Assignment: Your output is one number, the count of lines in the listing below that hold the word "email".

Recorded data:
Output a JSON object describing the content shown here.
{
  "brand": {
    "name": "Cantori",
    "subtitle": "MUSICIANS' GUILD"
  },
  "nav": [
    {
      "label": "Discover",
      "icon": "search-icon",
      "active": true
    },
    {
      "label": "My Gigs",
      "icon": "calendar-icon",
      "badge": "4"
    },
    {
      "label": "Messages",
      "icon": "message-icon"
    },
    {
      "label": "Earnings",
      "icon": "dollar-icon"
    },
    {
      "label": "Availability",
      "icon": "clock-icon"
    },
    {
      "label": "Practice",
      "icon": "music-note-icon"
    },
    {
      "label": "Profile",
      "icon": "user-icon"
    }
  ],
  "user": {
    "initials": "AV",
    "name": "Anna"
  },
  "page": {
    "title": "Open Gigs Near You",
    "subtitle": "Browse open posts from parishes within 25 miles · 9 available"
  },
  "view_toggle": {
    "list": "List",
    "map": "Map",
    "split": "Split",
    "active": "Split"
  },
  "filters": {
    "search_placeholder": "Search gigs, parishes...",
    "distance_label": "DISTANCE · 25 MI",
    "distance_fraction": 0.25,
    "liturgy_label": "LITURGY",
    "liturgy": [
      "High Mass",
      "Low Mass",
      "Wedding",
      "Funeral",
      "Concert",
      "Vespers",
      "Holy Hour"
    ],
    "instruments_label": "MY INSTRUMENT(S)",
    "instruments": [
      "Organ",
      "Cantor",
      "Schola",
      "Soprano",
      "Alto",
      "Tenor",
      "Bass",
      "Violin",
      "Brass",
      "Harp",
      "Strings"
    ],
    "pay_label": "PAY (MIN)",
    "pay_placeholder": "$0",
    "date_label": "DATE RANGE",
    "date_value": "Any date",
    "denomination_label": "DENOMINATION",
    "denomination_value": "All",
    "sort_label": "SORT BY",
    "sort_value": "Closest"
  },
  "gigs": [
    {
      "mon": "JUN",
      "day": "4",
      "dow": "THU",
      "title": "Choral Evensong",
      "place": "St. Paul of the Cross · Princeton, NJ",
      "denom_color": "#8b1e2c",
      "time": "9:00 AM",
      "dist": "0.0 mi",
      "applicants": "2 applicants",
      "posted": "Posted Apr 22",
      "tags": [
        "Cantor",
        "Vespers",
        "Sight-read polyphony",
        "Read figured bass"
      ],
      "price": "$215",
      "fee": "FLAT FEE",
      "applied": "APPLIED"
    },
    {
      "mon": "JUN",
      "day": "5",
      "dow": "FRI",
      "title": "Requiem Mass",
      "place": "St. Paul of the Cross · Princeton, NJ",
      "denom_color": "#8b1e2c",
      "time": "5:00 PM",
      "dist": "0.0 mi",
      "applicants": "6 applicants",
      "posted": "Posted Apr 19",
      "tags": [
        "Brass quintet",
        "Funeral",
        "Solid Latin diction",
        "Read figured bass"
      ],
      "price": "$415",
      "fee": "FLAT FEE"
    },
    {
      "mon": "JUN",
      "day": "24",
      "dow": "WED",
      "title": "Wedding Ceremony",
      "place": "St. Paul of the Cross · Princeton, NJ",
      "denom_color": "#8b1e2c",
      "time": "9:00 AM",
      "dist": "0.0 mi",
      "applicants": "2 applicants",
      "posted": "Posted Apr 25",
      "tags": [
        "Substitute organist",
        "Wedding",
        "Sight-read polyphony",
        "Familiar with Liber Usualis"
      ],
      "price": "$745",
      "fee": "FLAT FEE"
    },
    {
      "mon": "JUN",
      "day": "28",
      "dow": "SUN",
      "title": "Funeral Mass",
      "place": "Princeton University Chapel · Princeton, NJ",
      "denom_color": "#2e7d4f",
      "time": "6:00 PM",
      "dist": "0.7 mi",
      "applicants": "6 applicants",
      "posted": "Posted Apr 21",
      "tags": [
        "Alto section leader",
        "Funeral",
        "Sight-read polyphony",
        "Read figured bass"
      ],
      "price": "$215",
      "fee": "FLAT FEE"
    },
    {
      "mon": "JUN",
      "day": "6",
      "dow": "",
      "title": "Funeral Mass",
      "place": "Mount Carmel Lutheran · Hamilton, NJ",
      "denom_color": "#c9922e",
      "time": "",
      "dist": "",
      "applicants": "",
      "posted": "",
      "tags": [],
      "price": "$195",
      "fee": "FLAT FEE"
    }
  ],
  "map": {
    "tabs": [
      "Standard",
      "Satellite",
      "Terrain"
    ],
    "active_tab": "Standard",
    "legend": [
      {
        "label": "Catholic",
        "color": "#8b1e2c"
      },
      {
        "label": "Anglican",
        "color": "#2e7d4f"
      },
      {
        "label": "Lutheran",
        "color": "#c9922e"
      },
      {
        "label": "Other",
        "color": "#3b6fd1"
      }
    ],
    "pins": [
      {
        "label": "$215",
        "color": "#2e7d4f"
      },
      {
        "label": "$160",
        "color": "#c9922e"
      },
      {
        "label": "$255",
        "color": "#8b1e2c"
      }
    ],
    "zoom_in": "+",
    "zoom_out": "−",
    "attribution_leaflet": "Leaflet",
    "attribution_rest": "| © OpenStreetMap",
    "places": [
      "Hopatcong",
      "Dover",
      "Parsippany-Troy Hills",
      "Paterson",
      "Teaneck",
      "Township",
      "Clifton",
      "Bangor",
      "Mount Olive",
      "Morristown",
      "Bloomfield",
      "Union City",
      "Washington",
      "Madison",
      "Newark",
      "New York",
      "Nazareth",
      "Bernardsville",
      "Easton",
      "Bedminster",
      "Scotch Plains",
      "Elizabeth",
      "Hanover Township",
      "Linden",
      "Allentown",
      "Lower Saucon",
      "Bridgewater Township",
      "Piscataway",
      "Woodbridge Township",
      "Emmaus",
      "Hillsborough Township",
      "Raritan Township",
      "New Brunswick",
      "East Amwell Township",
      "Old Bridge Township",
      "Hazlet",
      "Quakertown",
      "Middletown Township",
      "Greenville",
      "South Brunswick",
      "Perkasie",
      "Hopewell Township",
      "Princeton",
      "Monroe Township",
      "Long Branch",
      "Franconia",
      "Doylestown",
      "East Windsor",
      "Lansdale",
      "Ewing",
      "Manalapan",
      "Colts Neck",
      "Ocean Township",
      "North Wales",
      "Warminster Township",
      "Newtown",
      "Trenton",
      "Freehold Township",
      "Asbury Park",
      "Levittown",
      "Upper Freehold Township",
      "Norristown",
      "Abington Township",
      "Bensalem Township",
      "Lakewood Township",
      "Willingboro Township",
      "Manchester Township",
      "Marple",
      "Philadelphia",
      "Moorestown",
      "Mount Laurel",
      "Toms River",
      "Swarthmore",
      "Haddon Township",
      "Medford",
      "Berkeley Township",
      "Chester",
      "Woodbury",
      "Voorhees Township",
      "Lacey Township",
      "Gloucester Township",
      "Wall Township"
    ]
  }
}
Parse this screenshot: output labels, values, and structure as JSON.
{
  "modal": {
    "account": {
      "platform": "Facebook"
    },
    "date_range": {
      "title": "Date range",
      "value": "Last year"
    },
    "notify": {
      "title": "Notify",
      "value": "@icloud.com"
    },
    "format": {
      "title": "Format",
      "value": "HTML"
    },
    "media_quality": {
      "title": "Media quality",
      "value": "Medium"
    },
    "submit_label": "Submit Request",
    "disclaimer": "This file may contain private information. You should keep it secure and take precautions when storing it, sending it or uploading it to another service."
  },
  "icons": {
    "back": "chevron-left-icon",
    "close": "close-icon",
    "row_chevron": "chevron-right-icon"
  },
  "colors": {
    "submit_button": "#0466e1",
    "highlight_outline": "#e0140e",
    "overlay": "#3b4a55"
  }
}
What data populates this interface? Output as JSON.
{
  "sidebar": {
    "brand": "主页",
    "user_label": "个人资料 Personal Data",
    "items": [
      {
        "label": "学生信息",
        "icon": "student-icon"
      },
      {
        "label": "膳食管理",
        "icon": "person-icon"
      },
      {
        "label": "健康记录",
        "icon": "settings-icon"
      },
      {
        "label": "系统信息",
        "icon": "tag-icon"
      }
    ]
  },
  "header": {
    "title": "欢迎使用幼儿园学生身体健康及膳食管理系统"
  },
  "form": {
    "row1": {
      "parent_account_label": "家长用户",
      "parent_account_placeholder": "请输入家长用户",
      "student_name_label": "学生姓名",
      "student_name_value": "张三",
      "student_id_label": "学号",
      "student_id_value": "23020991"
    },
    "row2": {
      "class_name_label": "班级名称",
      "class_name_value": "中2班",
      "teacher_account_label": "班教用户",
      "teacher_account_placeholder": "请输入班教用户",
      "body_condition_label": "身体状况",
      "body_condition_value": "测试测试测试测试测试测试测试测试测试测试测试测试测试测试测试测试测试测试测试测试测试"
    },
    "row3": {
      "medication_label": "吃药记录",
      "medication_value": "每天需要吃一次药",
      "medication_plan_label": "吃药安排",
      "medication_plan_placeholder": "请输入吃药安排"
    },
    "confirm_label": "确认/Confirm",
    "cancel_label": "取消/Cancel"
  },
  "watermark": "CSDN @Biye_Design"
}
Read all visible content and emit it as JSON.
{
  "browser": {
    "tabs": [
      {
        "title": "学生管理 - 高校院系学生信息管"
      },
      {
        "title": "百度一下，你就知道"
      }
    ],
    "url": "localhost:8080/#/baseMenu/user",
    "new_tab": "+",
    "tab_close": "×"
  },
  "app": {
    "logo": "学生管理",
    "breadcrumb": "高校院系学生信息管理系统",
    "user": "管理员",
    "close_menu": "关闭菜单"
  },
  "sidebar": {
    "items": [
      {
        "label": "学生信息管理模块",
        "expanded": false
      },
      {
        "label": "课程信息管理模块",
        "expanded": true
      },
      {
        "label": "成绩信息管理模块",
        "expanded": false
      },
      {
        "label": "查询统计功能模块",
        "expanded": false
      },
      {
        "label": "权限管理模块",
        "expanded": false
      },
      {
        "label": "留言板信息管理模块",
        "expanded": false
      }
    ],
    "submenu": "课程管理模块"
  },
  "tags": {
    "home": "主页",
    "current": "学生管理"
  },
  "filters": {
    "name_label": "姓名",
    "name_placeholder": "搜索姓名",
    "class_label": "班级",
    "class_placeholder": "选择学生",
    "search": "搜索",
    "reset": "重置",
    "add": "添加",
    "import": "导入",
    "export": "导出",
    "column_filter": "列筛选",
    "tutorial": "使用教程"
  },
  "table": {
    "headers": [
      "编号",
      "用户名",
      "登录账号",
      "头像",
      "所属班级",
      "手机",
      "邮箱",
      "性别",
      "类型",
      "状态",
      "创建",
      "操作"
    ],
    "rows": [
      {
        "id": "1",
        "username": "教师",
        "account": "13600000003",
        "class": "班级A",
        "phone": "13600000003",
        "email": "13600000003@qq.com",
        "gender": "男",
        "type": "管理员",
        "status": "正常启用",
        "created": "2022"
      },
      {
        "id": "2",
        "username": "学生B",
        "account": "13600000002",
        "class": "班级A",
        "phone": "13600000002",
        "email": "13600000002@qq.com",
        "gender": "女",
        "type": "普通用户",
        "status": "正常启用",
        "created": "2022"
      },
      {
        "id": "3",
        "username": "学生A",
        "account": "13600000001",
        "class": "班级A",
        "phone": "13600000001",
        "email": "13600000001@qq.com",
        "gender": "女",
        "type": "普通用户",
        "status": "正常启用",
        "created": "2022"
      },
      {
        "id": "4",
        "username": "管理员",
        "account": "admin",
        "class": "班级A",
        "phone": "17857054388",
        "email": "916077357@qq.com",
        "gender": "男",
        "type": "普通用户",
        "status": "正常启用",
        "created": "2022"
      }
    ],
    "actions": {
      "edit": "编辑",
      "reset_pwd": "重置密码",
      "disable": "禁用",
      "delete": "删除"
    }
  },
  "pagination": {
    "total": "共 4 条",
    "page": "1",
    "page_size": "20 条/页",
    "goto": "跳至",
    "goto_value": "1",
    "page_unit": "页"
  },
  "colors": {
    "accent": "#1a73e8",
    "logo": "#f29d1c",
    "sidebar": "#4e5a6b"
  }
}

Solution below: 4